Hi Guys,

Back again after a quiet / uneventful time in my wifes journey with Dialysis.

She is now [ and has been for a good number of weeks ] on Home Dialysis with a Baxter Machine - no real problems in comparison to Hospital Dialysis. She has a tube between her stomach and peritonium. She is on bags of fluid each night - a combination of colour labelled boxes - Yellow, Green, Pink. Normally two yellow, one green OR three yellow - either of these combos with a smaller pink labelled bag also. The yellow and green labelled fluid is DIANEAL [ 5000 mls ], the pink is Extraneal [ 2000 mls ] - all by Baxter.

Her meds are currently - Tritace, One Alpha Capsules, Dilzem XL, Mimpara, Betaloc tabs, Folic Acid tabs. She also has Renagel and Orovite.
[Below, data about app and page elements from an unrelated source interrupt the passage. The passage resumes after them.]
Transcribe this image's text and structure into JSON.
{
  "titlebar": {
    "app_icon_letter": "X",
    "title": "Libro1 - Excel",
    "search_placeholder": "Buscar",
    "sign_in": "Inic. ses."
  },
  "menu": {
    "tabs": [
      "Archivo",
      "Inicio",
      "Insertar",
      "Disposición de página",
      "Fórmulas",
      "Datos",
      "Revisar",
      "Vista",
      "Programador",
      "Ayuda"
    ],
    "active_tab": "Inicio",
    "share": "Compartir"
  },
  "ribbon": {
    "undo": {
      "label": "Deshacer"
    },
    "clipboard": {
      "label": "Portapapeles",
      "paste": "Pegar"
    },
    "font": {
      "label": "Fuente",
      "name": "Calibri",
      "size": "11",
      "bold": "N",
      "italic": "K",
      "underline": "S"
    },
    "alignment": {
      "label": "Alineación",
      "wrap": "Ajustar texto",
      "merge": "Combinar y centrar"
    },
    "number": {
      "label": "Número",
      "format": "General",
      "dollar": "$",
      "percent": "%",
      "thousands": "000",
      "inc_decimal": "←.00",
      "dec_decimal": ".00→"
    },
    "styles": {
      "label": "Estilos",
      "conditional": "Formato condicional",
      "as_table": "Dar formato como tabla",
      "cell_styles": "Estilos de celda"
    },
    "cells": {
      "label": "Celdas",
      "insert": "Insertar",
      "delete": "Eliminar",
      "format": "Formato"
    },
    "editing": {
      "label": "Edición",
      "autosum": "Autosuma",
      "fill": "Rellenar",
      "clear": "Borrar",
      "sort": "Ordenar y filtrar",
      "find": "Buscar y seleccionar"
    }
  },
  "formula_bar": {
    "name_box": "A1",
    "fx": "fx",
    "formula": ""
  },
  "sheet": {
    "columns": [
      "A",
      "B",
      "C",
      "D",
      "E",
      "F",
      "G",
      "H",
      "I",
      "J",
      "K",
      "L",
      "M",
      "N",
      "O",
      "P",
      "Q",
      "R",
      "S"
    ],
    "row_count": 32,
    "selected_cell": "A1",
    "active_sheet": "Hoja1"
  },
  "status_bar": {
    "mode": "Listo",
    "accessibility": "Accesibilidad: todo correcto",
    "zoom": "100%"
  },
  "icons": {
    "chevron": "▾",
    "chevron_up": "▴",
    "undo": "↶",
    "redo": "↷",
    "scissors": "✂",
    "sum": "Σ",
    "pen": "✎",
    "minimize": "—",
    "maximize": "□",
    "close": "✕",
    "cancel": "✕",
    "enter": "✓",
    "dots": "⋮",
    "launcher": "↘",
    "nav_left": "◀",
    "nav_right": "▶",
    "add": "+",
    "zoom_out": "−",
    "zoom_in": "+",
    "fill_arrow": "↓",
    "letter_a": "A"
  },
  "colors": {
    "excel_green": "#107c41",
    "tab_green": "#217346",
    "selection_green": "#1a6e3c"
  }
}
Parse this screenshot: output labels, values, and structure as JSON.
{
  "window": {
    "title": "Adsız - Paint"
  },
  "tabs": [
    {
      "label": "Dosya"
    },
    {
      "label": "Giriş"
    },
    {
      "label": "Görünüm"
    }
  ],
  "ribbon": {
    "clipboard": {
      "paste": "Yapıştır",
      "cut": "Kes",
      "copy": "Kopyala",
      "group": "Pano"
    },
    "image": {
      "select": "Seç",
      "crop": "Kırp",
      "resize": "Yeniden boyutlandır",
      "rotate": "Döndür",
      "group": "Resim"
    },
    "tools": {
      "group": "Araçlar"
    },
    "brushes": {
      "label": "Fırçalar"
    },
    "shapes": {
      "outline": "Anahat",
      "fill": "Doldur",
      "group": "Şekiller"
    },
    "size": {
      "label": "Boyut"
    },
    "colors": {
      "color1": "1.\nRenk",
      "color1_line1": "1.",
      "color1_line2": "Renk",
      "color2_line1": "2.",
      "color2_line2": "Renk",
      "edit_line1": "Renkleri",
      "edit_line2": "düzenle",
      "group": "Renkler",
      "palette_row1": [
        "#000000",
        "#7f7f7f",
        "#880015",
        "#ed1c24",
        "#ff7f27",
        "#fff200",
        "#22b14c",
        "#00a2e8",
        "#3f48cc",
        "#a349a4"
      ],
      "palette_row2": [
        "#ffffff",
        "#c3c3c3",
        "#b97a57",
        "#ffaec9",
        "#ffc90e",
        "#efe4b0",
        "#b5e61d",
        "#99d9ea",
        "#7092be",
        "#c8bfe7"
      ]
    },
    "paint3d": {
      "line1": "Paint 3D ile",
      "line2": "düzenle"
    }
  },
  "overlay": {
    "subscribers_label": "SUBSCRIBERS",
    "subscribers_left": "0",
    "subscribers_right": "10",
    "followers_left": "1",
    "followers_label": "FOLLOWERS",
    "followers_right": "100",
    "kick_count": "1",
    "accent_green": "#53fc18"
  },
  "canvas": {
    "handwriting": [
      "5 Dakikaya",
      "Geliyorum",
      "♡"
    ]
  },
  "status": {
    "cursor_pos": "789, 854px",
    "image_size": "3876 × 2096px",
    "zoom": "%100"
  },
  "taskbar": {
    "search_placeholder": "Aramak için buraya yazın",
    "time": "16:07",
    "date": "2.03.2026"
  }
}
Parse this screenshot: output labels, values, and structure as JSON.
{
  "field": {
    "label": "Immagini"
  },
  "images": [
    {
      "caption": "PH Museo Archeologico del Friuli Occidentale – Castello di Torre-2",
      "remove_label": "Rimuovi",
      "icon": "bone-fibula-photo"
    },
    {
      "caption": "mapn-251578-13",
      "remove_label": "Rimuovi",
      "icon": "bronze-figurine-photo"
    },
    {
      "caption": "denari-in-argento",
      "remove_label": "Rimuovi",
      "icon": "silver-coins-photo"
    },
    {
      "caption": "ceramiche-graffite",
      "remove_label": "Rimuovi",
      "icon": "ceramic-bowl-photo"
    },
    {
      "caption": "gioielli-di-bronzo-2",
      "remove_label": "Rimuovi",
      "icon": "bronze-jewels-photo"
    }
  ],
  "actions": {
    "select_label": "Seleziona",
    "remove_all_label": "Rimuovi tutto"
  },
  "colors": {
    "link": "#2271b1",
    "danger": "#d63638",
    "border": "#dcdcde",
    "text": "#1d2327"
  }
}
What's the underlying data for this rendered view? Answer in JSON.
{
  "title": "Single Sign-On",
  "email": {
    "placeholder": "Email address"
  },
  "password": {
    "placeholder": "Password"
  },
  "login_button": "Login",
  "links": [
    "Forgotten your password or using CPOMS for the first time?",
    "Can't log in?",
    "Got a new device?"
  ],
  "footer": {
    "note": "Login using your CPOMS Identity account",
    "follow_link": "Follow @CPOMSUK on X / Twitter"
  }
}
She was recently started on Either the Mimpara OR the Betaloc, I think the Mimpara - this was something to do with a level of something related to thyroids, I would have to ask again about this.

She confessed to me today that both this morning [ Wednesday morning & just about an hour ago, Thursday 12.30am gmt before bed ] that she felt faint, she fell back on the couch when getting up. We took her BP and it was very low as i suspected.

I have read a few threads here about people on HD and who are having low BP. Just wanted to share this and interested in any further thoughts you guys may have after my description above,

Cheers & thanks AGAIN,

Hi Aidan,

Your wife should hopefully have been recording her blood pressure, temperature, and weight regularly. She should call her home training nurse or nephrologist and tell him/her what these have been over the past few days since before she felt faint. She should describe her symptoms, when they are better or worse, what medicine(s) she’d taken or dialysate she’d used before the symptoms got bad and what, if anything, has helped to relieve the symptoms. She should describe what any prescribed and over-the-counter drugs and herbs she’s taking. In addition, she should describe her eating, drinking and bowel habits since the symptoms started.

I haven’t seen boxes of dialysate with color coding so I don’t know what those colors mean, but can guess that it relates to the chemical concentration (dextrose, calcium, etc.) of the dialysate. It’s possible that if she’s been eating better since she got out of the hospital, she may be gaining “good weight.” Or she may have had diarrhea causing her to lose more fluid than expected. Her “dry weight” may need to be adjusted and she may need to adjust what solutions she uses to avoid getting dehydrated. One symptoms of dehydration with PD is feeling faint and having low blood pressure. However, since there are other things that can cause these symptoms, talking with the nurse or nephrologist as soon as possible is the best way to resolve this problem.

Hey Aidan
I’m not familiar with the color coding system you’re talking about, but with the Baxter system my partner uses the colored labels indicate different concentrations of dextrose (yellow being the lowest, red the highest and green is in the middle). The higher the concentration of dextrose, the more fluid he pulls off during a treatment. His PD nurse advised him to monitor his blood pressure, as well as any fluid retention, and based on these factors choose the combination of bags he places on the machine. She recommended the same thing when he was doing manual exchanges. Perhaps whatever combination your wife is using is pulling off too much fluid and lowering her blood pressure. I would suggest talking to her PD nurse and/or nephrologist for some suggestions.
Best of luck!

We are new to PD but my husband’s bags are color coded as Aidan has said. This morning his BP was so low we were told to use a green on the cycler and a yellow on the side to dilute. Also to he was to leave off his meds (which he had done the night before) drink plenty of fluids, eat some chicken noodle soup or something with salt. This afternoon before we started his exchange his BP was up and in a good range.

Apparently he has pulled off too much fluid.